We hear that people like this don’t expect tourists to fight back, they expect them to be exposed and to panic. They rarely attack South Africans as the locals are generally armed and fight back with everything they have.
This particular man was taken by surprise in a big way, he saw the Landrover and expected an easy target and a big pay day. Instead he got high security, pepper spray and a near-death experience! It was enough for him, he leapt off the back and ran away down the street. Beware mad overlanders – and we were extremely mad!
Angry we may have been, and we may have successfully defended ourselves, but we were seriously shaken up. The traffic eased slightly and James dodged and swerved through the cars and eventually got us out onto the open road where he put his foot down.
It was 3.45pm so we decided to forget making any more progress for today and find a nice campsite where we could have a cold beer and de-stress. But our day hadn’t finished with us yet! I checked the map to find we were in a camp-site deadzone. Not surprising given where we were – far from the usual tourist trail in the middle of the Transkei. The nearest camp-site was 1.5 hours away off the main road in the wrong direction. We could find very little information on it so it might not even have existed and if it didn’t we would be stranded as darkness fell.
We looked for other options – a guesthouse or lodgings maybe. There was very little. We drove past one place in a town but it didn’t look welcoming. We were feeling shaken and unsafe after the incident and were getting concerned. Our Tracks 4 Africa map showed a self-catering cottage about half an hour off the main road so we headed for it. It didn’t exist, all we found was a small rural village and a group of men shouting and waving at us – whether angry or friendly greeting it was hard to tell and we didn’t hang round long enough to find out.
Once out of there we pulled over and looked at the maps again. James found a campsite on a farm 56km further up the road we were on which would take us over an hour away from the main road. But it was something. I checked it out online, found fairly recent good reviews and even a web-site – it looked like it existed at very least. It was 4.30pm by now and starting to drift into dusk. The last thing we needed was to still be on the road in the dark. I found a mobile number for the farm and sent a Whatsapp message asking if we could camp that night. I stared at the message as the other end came on-line, the message ticks turned blue indicating it had been read and then they were typing….’you are very welcome, here is the code for the gate and GPS coordinates in case you have trouble finding us’. Relief spread over us as we sped towards them.
We arrived at around 5.30pm just as the sun was going down. We were greeted by the friendly farmer and guided to the campsite. We found a beautiful lake, a spotless ablution block all to ourselves, peace, quiet and safety.

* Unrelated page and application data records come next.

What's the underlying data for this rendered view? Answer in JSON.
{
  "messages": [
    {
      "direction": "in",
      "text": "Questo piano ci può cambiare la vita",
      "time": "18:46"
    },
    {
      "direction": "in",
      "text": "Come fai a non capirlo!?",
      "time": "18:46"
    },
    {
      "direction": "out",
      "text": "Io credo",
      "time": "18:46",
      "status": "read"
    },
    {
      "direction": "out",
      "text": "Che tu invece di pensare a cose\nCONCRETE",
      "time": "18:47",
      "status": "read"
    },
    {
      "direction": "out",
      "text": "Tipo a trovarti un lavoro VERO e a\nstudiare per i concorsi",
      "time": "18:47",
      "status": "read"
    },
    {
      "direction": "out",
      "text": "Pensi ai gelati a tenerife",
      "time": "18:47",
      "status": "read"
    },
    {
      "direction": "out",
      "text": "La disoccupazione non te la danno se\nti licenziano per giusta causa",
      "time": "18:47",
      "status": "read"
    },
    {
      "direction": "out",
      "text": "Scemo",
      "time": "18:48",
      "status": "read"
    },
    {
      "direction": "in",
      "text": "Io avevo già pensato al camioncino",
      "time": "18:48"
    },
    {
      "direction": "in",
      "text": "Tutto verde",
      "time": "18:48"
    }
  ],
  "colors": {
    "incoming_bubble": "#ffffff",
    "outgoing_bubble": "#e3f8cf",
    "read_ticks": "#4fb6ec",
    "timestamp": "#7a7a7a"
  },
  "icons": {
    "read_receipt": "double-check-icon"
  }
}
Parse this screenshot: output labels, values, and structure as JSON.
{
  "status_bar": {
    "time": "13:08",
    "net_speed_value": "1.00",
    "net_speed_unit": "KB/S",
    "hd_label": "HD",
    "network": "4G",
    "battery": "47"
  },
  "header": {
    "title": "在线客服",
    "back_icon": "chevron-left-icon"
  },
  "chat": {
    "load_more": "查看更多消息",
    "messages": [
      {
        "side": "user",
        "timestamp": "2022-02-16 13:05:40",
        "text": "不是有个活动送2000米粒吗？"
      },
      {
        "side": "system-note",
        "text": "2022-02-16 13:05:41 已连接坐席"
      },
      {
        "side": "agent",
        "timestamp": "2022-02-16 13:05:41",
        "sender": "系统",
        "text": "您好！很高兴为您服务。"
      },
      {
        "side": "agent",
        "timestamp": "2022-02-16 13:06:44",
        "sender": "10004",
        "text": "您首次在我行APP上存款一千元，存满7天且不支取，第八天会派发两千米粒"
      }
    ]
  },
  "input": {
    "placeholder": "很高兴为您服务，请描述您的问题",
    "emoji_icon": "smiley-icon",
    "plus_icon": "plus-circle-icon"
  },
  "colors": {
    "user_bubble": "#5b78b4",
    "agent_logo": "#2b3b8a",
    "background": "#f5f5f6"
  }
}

In fact it was one of the nicest campsites we have stayed in and couldn’t have come at a better time.
We popped the roof, set the chairs up, opened a couple of beers and sat listening to the wildlife with our heads back and eyes closed thanking Henry and the Gods for keeping us safe and for the end of a very bad day…..